A mopey 20-something of Polish-American origins agrees to take part in his eccentric uncle’s latest performance-art project.
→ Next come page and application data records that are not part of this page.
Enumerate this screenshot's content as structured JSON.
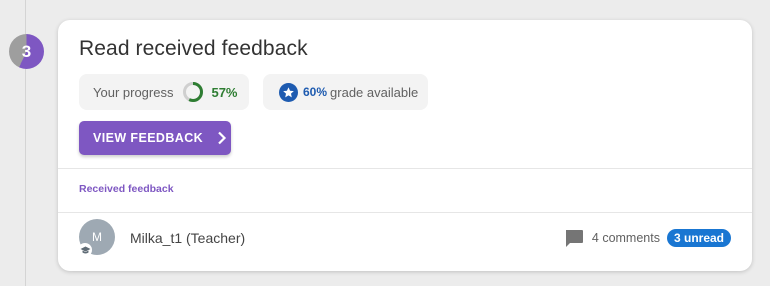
{
  "step": {
    "number": "3",
    "progress_percent": 57,
    "colors": {
      "done": "#7e57c2",
      "remaining": "#9e9e9e"
    }
  },
  "card": {
    "title": "Read received feedback",
    "progress": {
      "label": "Your progress",
      "value_text": "57%",
      "value": 57
    },
    "grade": {
      "percent_text": "60%",
      "label": "grade available",
      "icon": "star-icon"
    },
    "view_button": {
      "label": "VIEW FEEDBACK",
      "icon": "chevron-right-icon"
    },
    "section_label": "Received feedback"
  },
  "feedback": [
    {
      "avatar_initial": "M",
      "name": "Milka_t1 (Teacher)",
      "badge_icon": "graduation-cap-icon",
      "comment_icon": "comment-icon",
      "comments": "4 comments",
      "unread": "3 unread"
    }
  ],
  "colors": {
    "accent": "#7e57c2",
    "progress_green": "#2e7d32",
    "grade_blue": "#1e5bb0",
    "unread_blue": "#1976d2"
  }
}
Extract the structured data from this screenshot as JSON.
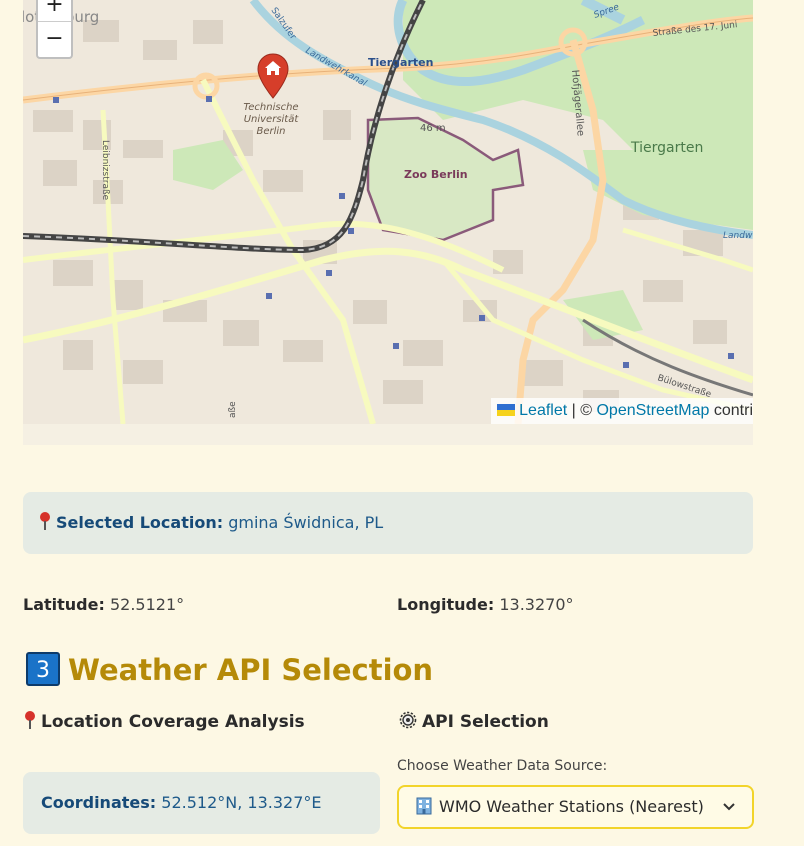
{
  "map": {
    "zoom_in": "+",
    "zoom_out": "−",
    "labels": {
      "tiergarten_station": "Tiergarten",
      "strasse_17_juni": "Straße des 17. Juni",
      "tu_line1": "Technische",
      "tu_line2": "Universität",
      "tu_line3": "Berlin",
      "zoo": "Zoo Berlin",
      "altitude": "46 m",
      "tiergarten_park": "Tiergarten",
      "hofjaegerallee": "Hofjägerallee",
      "leibnizstrasse": "Leibnizstraße",
      "salzufer": "Salzufer",
      "landwehrkanal": "Landwehrkanal",
      "spree": "Spree",
      "bulowstrasse": "Bülowstraße",
      "landwehr_right": "Landw",
      "charlottenburg_partial": "lottenburg",
      "strasse_bottom": "aße"
    },
    "attribution": {
      "leaflet": "Leaflet",
      "separator": " | © ",
      "osm": "OpenStreetMap",
      "contrib": " contri"
    },
    "colors": {
      "land": "#efe8dc",
      "park": "#cde8b8",
      "water": "#aad3df",
      "major_road": "#f7fabf",
      "primary_road": "#fcd6a4",
      "rail": "#555555",
      "marker": "#d63e2a"
    },
    "icons": {
      "marker": "home-icon"
    }
  },
  "selected_location": {
    "icon": "pushpin-icon",
    "label": "Selected Location:",
    "value": "gmina Świdnica, PL"
  },
  "coordinates": {
    "latitude_label": "Latitude:",
    "latitude_value": "52.5121°",
    "longitude_label": "Longitude:",
    "longitude_value": "13.3270°"
  },
  "weather_section": {
    "number": "3",
    "title": "Weather API Selection",
    "title_color": "#b58a08",
    "coverage_heading": "Location Coverage Analysis",
    "coverage_icon": "pushpin-icon",
    "api_heading": "API Selection",
    "api_icon": "gear-icon",
    "coverage_box": {
      "label": "Coordinates:",
      "value": "52.512°N, 13.327°E"
    },
    "dropdown": {
      "label": "Choose Weather Data Source:",
      "icon": "building-icon",
      "selected": "WMO Weather Stations (Nearest)",
      "border_color": "#f2d42a"
    }
  }
}
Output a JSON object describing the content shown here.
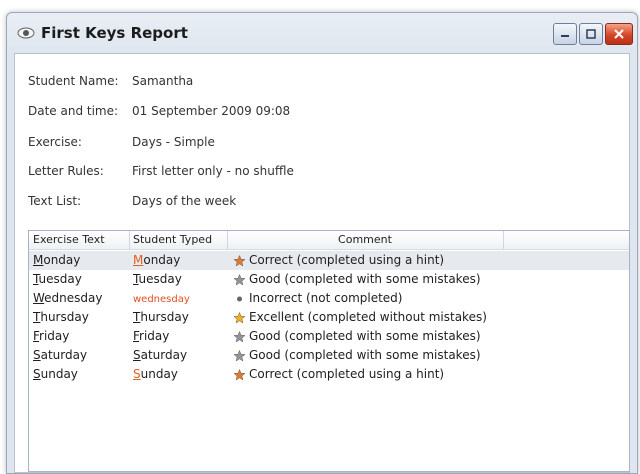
{
  "window": {
    "title": "First Keys Report"
  },
  "info": {
    "student_name_label": "Student Name:",
    "student_name": "Samantha",
    "date_label": "Date and time:",
    "date": "01 September 2009 09:08",
    "exercise_label": "Exercise:",
    "exercise": "Days - Simple",
    "letter_rules_label": "Letter Rules:",
    "letter_rules": "First letter only - no shuffle",
    "text_list_label": "Text List:",
    "text_list": "Days of the week"
  },
  "table": {
    "columns": [
      "Exercise Text",
      "Student Typed",
      "Comment"
    ],
    "rows": [
      {
        "text_first": "M",
        "text_rest": "onday",
        "typed_first": "M",
        "typed_rest": "onday",
        "comment": "Correct (completed using a hint)",
        "icon": "bronze-star-icon"
      },
      {
        "text_first": "T",
        "text_rest": "uesday",
        "typed_first": "T",
        "typed_rest": "uesday",
        "comment": "Good (completed with some mistakes)",
        "icon": "silver-star-icon"
      },
      {
        "text_first": "W",
        "text_rest": "ednesday",
        "typed_first": "",
        "typed_rest": "wednesday",
        "comment": "Incorrect (not completed)",
        "icon": "dot-icon"
      },
      {
        "text_first": "T",
        "text_rest": "hursday",
        "typed_first": "T",
        "typed_rest": "hursday",
        "comment": "Excellent (completed without mistakes)",
        "icon": "gold-star-icon"
      },
      {
        "text_first": "F",
        "text_rest": "riday",
        "typed_first": "F",
        "typed_rest": "riday",
        "comment": "Good (completed with some mistakes)",
        "icon": "silver-star-icon"
      },
      {
        "text_first": "S",
        "text_rest": "aturday",
        "typed_first": "S",
        "typed_rest": "aturday",
        "comment": "Good (completed with some mistakes)",
        "icon": "silver-star-icon"
      },
      {
        "text_first": "S",
        "text_rest": "unday",
        "typed_first": "S",
        "typed_rest": "unday",
        "comment": "Correct (completed using a hint)",
        "icon": "bronze-star-icon"
      }
    ]
  },
  "colors": {
    "gold_star": "#f0b020",
    "silver_star": "#8c96a4",
    "bronze_star": "#e07a30",
    "error_text": "#e05020",
    "selected_row": "#e6e9ee"
  }
}
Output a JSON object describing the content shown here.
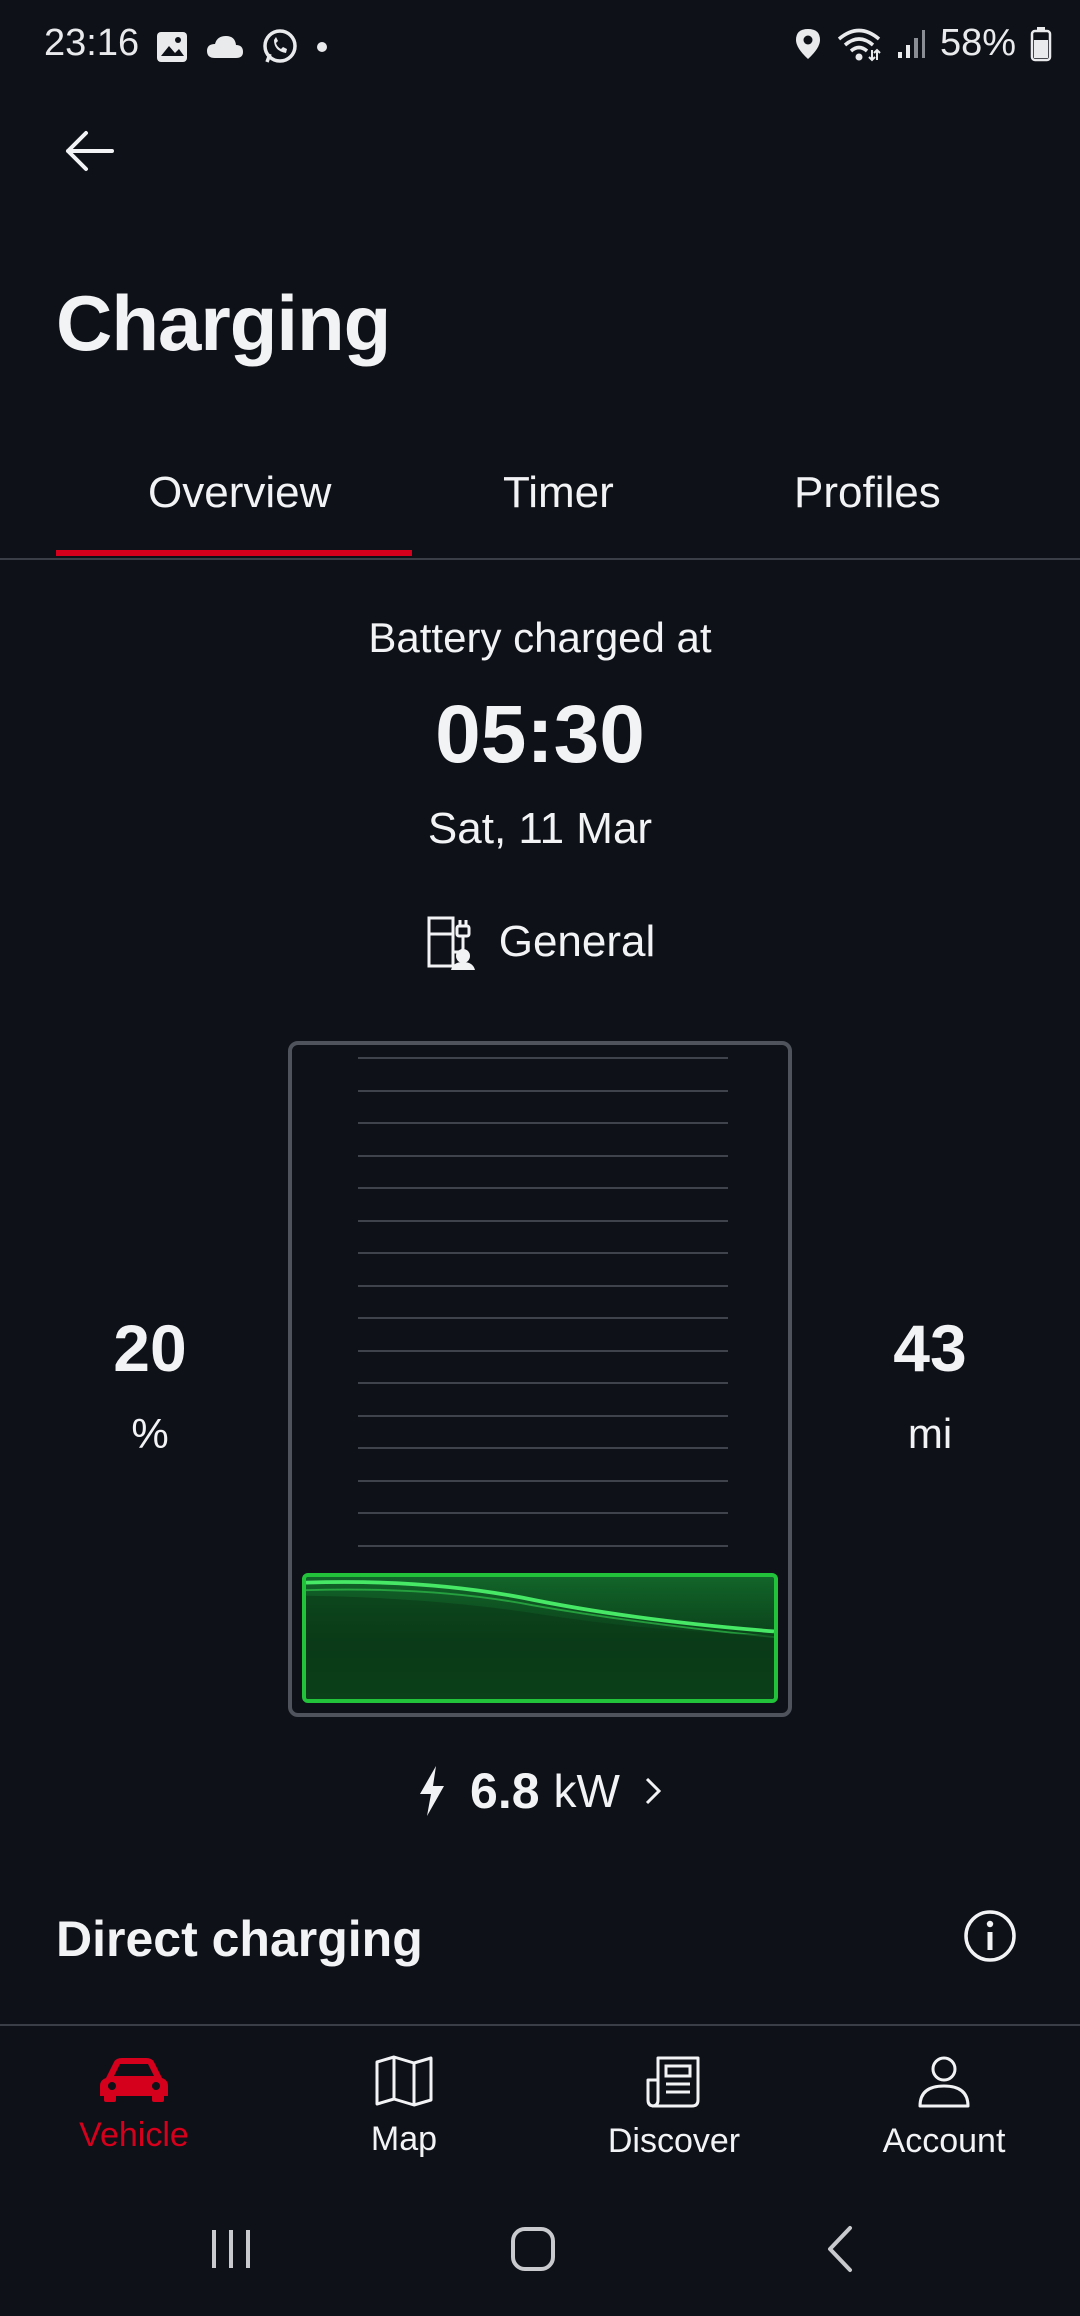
{
  "status_bar": {
    "time": "23:16",
    "battery_percent": "58%",
    "icons": [
      "image-icon",
      "cloud-icon",
      "whatsapp-icon",
      "dot-icon",
      "location-icon",
      "wifi-icon",
      "signal-icon",
      "battery-icon"
    ]
  },
  "header": {
    "title": "Charging"
  },
  "tabs": [
    {
      "label": "Overview",
      "active": true
    },
    {
      "label": "Timer",
      "active": false
    },
    {
      "label": "Profiles",
      "active": false
    }
  ],
  "charge_status": {
    "label": "Battery charged at",
    "time": "05:30",
    "date": "Sat, 11 Mar",
    "profile": "General"
  },
  "battery": {
    "soc_value": "20",
    "soc_unit": "%",
    "range_value": "43",
    "range_unit": "mi",
    "fill_fraction": 0.2
  },
  "power": {
    "value": "6.8",
    "unit": "kW"
  },
  "direct_charging": {
    "title": "Direct charging"
  },
  "bottom_nav": [
    {
      "label": "Vehicle",
      "icon": "car-icon",
      "active": true
    },
    {
      "label": "Map",
      "icon": "map-icon",
      "active": false
    },
    {
      "label": "Discover",
      "icon": "news-icon",
      "active": false
    },
    {
      "label": "Account",
      "icon": "account-icon",
      "active": false
    }
  ],
  "colors": {
    "background": "#0e1118",
    "accent": "#d5001c",
    "battery_green": "#22c23a"
  }
}
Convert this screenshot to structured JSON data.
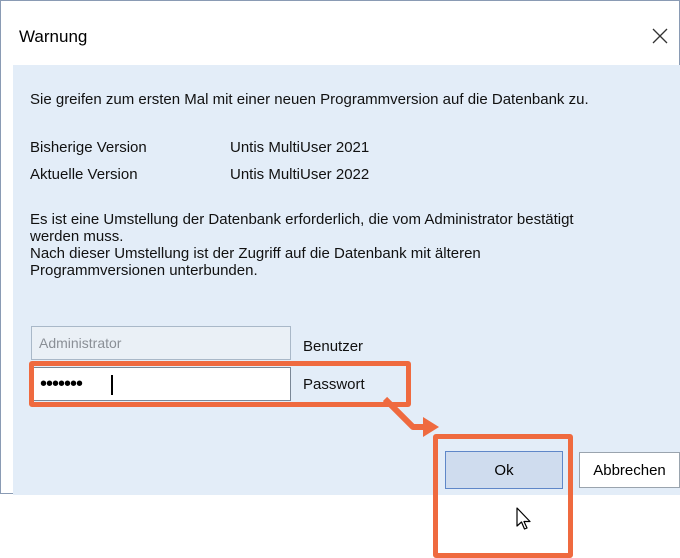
{
  "dialog": {
    "title": "Warnung",
    "close_icon": "close-icon",
    "intro": "Sie greifen zum ersten Mal mit einer neuen Programmversion auf die Datenbank zu.",
    "versions": [
      {
        "label": "Bisherige Version",
        "value": "Untis MultiUser 2021"
      },
      {
        "label": "Aktuelle Version",
        "value": "Untis MultiUser 2022"
      }
    ],
    "message_lines": [
      "Es ist eine Umstellung der Datenbank erforderlich, die vom Administrator bestätigt",
      "werden muss.",
      "Nach dieser Umstellung ist der Zugriff auf die Datenbank mit älteren",
      "Programmversionen unterbunden."
    ],
    "user_field": {
      "value": "Administrator",
      "label": "Benutzer"
    },
    "password_field": {
      "value": "•••••••",
      "label": "Passwort"
    },
    "buttons": {
      "ok": "Ok",
      "cancel": "Abbrechen"
    },
    "highlight_color": "#ef6a3f",
    "accent_color": "#5f87c8"
  }
}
Here we have a story so common and oft-told it might as well have been pried out of Joseph Campbell’s mitts and summarized down through the ages as “disaffected dude experiences existential angst.” Scapellato (Big Lonesome, 2017) follows up his short story collection with a debut novel about that particular male archetype navel-gazing through his past during a visit to Prague. There’s not much to first-person narrator Stanley, an archaeology-school dropout and historically bad boyfriend prone to saying glum things like “That was when a window in me broke,” and “The space at the center of myself that wasn’t me had expanded.” The only interesting thing about Stanley is the strange set of circumstances he finds himself in. He’s been offered a paying gig by his oddball Uncle Lech: travel to Prague, sit in an apartment for three days, and facilitate a new tenant’s move-in. It sounds simple enough, but Stanley is aware that his wealthy and unethical uncle is prone to staging elaborate events that “hit the intersection of performance art, conceptual art, and the plastic arts.” What might have developed into an elaborate head game doesn’t add up to much—a couple of noir-tinged encounters with camouflaged figures meant to evoke Stanley’s feelings about others and the delivery of envelopes marked “Evidence: Complete Explanation of the Made-Up Man.” Stanley fills the rest of his journey sulking about his ex-girlfriend T, who’s in town to attend a festival, bombing drunkenly around Prague with T’s glib friend Manny, who’s staying with Stanley, and remembering mundane encounters with his girlfriends, brother, and family. By the end, readers will likely agree with Stanley’s mother: “ 'You’re in your twenties,’ she said, meaning, You’re a dupa jasiu.” That dismissal is a Polish colloquialism that translates roughly to “ass.”
An aimless story about an aimless young man.